[HOW TO COMPLETE THIS TASK]: Tally every line below where "date" appears, then report the total alone.

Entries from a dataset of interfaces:
■ ■ ■
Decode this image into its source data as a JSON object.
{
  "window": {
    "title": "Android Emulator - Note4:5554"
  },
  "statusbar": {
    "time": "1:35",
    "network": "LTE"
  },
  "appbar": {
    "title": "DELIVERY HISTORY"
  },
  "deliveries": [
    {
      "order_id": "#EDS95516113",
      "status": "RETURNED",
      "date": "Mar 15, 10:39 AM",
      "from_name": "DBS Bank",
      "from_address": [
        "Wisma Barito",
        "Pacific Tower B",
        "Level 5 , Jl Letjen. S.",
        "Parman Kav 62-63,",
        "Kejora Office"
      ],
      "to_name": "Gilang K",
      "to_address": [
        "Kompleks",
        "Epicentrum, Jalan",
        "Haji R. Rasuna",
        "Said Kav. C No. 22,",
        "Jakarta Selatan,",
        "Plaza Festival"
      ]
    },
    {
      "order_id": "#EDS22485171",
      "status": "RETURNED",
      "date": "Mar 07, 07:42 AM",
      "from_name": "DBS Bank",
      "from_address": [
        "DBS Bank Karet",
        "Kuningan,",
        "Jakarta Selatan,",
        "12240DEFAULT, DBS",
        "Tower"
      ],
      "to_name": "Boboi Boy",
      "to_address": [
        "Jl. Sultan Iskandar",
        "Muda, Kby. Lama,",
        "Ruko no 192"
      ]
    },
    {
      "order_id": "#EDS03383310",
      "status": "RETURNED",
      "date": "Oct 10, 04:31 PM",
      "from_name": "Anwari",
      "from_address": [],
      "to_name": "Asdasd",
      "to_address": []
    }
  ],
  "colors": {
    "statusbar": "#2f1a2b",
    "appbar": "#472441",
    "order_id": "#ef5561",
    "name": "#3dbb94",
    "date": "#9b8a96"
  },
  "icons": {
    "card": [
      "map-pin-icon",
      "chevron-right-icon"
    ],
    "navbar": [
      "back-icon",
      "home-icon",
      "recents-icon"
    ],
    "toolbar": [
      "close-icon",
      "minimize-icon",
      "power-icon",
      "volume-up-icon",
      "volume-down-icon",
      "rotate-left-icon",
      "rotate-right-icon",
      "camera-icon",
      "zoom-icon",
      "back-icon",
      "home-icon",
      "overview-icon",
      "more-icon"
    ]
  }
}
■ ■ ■
[WRITTEN SOLUTION]: 4